Once your MongoDB developer account is setup, connect to the database using Excel MongoDB connector using the following example as a guide. You can also use the following quick start guide to install and run a local instance of MongoDB for free.

Following the information in the quick start guide above, you should get a result like the following:

Zip Code Collection

Zip Code Collection

Before you can connect to MongoDB using Excel, you will need to install one of the following ODBC drivers for MongoDB depending on your system. Since Microsoft Excel is a 32-bit software, it is best to use the 32-bit MongoDB ODBC driver

Create 32 bit Data Connection

Create 32 bit Data Connection

32 bit ODBC Config

32 bit ODBC Config

Now we have the system defined ODBC data source ready that we can use to connect between Excel and MongoDB. You can either use the ODBC connector from “Get Data” (Excel 2016 and later) -> “From Other Sources” -> “From ODBC” or use the “From Microsoft Query” connector. The latter provides an interface to help you choose multiple tables, columns and add filters and sorting to graphically build a SQL query.

Select Data Connection

Select Data Connection

After you select the DSN data source, you will be able to select which tables and columns to include in your query as follows:

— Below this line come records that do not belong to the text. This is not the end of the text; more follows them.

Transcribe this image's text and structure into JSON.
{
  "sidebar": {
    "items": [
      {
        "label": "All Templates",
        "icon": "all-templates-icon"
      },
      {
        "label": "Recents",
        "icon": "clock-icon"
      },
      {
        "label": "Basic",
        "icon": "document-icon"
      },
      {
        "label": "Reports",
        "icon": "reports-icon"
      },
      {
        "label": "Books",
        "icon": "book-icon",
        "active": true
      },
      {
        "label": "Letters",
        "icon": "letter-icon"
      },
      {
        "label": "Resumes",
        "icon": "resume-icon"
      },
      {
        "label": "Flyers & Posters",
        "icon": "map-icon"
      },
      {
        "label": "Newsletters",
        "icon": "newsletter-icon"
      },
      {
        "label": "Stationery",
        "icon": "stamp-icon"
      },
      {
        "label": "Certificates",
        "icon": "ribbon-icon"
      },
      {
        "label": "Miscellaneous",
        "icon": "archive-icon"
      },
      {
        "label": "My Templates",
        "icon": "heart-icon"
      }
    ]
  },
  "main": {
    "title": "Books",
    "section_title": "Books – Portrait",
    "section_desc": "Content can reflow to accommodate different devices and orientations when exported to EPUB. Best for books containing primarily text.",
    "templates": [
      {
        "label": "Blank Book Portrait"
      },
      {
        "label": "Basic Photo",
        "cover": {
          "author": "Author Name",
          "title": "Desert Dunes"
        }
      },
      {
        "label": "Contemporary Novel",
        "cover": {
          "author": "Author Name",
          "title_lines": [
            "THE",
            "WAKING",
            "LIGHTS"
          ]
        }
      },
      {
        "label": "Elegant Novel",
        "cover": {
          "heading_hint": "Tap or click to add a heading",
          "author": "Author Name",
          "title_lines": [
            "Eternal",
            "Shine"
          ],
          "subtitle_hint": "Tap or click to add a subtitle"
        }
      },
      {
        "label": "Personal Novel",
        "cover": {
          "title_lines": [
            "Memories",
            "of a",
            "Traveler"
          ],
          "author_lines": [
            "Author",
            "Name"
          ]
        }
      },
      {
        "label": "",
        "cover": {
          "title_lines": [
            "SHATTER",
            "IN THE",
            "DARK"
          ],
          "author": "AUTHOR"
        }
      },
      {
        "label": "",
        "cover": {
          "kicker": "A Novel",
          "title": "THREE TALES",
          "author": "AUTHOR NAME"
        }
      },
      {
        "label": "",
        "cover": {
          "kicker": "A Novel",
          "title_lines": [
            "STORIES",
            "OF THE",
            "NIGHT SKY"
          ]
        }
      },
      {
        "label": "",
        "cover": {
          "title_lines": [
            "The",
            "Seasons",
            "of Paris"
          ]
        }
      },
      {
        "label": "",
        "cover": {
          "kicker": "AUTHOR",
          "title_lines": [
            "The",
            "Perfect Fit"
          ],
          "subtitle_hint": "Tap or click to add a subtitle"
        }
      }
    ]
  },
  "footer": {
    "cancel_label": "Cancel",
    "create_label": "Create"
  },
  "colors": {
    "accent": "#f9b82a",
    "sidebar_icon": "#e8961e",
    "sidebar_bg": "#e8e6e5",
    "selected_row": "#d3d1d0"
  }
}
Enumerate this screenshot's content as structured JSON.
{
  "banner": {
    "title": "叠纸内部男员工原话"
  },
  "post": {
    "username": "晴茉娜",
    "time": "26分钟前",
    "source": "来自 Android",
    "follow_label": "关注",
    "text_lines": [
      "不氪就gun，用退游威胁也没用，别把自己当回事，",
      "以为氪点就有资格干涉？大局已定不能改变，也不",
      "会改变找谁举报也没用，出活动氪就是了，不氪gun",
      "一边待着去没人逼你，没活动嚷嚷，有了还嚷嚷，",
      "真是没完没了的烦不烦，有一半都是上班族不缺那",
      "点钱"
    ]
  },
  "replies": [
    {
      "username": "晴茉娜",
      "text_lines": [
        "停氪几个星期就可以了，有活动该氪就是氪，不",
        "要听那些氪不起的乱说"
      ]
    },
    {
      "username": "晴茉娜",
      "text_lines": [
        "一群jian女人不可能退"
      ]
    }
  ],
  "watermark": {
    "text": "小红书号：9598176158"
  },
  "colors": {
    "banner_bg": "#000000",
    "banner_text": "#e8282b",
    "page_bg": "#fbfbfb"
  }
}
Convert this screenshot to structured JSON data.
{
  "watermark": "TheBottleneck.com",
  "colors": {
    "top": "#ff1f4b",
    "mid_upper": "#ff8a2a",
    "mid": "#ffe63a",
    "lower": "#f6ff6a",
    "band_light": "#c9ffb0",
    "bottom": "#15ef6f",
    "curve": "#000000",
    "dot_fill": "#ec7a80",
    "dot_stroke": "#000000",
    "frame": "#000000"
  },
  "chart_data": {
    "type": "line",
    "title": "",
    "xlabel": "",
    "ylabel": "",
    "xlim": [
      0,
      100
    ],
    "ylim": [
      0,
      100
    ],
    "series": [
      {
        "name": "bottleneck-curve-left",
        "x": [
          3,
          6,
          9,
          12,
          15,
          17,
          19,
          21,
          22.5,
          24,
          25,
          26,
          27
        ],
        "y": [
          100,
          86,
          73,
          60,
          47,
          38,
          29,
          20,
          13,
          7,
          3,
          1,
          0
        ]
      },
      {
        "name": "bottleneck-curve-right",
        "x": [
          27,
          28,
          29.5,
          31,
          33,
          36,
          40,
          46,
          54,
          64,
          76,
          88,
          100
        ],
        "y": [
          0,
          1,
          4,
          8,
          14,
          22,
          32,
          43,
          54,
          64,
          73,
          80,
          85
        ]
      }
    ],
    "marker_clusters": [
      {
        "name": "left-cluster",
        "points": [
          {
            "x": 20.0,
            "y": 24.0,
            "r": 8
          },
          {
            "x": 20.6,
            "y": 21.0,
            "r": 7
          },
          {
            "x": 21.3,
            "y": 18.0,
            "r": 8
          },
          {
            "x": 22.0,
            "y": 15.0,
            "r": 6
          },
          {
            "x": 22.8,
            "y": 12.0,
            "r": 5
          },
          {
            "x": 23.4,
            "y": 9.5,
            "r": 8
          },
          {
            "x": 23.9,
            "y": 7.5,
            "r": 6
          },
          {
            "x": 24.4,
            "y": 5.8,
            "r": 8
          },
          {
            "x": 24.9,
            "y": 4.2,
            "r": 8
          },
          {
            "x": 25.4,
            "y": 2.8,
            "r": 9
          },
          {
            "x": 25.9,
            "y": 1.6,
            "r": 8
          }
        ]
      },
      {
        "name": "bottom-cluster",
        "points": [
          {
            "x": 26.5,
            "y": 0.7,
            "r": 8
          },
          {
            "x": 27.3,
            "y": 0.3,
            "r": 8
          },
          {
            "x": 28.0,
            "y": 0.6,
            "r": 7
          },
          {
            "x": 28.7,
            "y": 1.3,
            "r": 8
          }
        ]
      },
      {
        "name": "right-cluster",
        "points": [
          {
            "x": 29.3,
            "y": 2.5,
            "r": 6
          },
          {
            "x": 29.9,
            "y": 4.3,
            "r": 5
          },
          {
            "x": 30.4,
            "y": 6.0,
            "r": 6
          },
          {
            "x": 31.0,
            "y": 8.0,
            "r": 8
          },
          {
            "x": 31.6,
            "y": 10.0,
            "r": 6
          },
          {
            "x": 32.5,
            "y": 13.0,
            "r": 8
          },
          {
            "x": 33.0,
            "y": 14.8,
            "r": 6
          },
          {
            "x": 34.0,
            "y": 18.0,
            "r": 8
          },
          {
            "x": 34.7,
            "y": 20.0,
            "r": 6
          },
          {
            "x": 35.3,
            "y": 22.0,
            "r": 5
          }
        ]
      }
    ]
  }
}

Select required tables and columns

Select required tables and columns

Finally, the data is loaded into Excel for further analysis, profiling and cleansing as previously discussed.

Conclusion

We have looked at how you can use Excel as part of a Data Engineering solution either as a data analysis tool and/or as part of a DAG data flow. In the next article, I will provide tutorials on using MSHTML.HTMLDocument API or SHDocVw.InternetExplorer API to connect and scrape or extract data as well as MSXML2.XMLHTTP.

This article is accurate and true to the best of the author’s knowledge. Content is for informational or entertainment purposes only and does not substitute for personal counsel or professional advice in business, financial, legal, or technical matters.

© 2020 Kevin Languedoc